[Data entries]

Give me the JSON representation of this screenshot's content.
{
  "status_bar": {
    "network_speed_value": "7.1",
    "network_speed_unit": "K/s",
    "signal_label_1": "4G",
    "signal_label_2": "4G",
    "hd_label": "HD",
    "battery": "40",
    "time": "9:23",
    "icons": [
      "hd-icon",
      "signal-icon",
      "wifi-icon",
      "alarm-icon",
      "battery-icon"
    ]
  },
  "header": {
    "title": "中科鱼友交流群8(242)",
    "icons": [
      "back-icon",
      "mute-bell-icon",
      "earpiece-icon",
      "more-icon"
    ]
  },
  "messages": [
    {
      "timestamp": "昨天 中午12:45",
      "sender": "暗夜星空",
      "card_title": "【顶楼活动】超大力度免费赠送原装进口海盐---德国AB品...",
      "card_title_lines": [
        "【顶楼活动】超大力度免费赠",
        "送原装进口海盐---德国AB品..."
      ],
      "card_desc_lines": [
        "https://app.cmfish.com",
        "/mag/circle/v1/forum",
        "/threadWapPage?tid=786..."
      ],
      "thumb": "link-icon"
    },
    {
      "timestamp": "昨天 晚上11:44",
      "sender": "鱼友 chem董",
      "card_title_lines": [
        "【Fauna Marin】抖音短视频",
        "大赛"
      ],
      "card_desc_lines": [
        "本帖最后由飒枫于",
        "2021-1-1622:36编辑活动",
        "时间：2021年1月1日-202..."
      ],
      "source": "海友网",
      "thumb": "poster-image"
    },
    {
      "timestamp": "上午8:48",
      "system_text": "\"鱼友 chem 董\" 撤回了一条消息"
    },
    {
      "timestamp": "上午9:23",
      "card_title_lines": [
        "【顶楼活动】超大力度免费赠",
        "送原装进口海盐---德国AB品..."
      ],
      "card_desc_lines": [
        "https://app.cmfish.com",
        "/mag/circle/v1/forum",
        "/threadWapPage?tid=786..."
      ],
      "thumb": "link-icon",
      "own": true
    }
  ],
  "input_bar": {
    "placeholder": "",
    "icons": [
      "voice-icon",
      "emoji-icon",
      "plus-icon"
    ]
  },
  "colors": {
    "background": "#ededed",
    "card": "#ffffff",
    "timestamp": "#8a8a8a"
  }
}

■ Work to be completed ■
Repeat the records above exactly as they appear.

■ Solution for this exercise ■
Give me the JSON representation of this screenshot's content.
{
  "status_bar": {
    "network_speed_value": "7.1",
    "network_speed_unit": "K/s",
    "signal_label_1": "4G",
    "signal_label_2": "4G",
    "hd_label": "HD",
    "battery": "40",
    "time": "9:23",
    "icons": [
      "hd-icon",
      "signal-icon",
      "wifi-icon",
      "alarm-icon",
      "battery-icon"
    ]
  },
  "header": {
    "title": "中科鱼友交流群8(242)",
    "icons": [
      "back-icon",
      "mute-bell-icon",
      "earpiece-icon",
      "more-icon"
    ]
  },
  "messages": [
    {
      "timestamp": "昨天 中午12:45",
      "sender": "暗夜星空",
      "card_title": "【顶楼活动】超大力度免费赠送原装进口海盐---德国AB品...",
      "card_title_lines": [
        "【顶楼活动】超大力度免费赠",
        "送原装进口海盐---德国AB品..."
      ],
      "card_desc_lines": [
        "https://app.cmfish.com",
        "/mag/circle/v1/forum",
        "/threadWapPage?tid=786..."
      ],
      "thumb": "link-icon"
    },
    {
      "timestamp": "昨天 晚上11:44",
      "sender": "鱼友 chem董",
      "card_title_lines": [
        "【Fauna Marin】抖音短视频",
        "大赛"
      ],
      "card_desc_lines": [
        "本帖最后由飒枫于",
        "2021-1-1622:36编辑活动",
        "时间：2021年1月1日-202..."
      ],
      "source": "海友网",
      "thumb": "poster-image"
    },
    {
      "timestamp": "上午8:48",
      "system_text": "\"鱼友 chem 董\" 撤回了一条消息"
    },
    {
      "timestamp": "上午9:23",
      "card_title_lines": [
        "【顶楼活动】超大力度免费赠",
        "送原装进口海盐---德国AB品..."
      ],
      "card_desc_lines": [
        "https://app.cmfish.com",
        "/mag/circle/v1/forum",
        "/threadWapPage?tid=786..."
      ],
      "thumb": "link-icon",
      "own": true
    }
  ],
  "input_bar": {
    "placeholder": "",
    "icons": [
      "voice-icon",
      "emoji-icon",
      "plus-icon"
    ]
  },
  "colors": {
    "background": "#ededed",
    "card": "#ffffff",
    "timestamp": "#8a8a8a"
  }
}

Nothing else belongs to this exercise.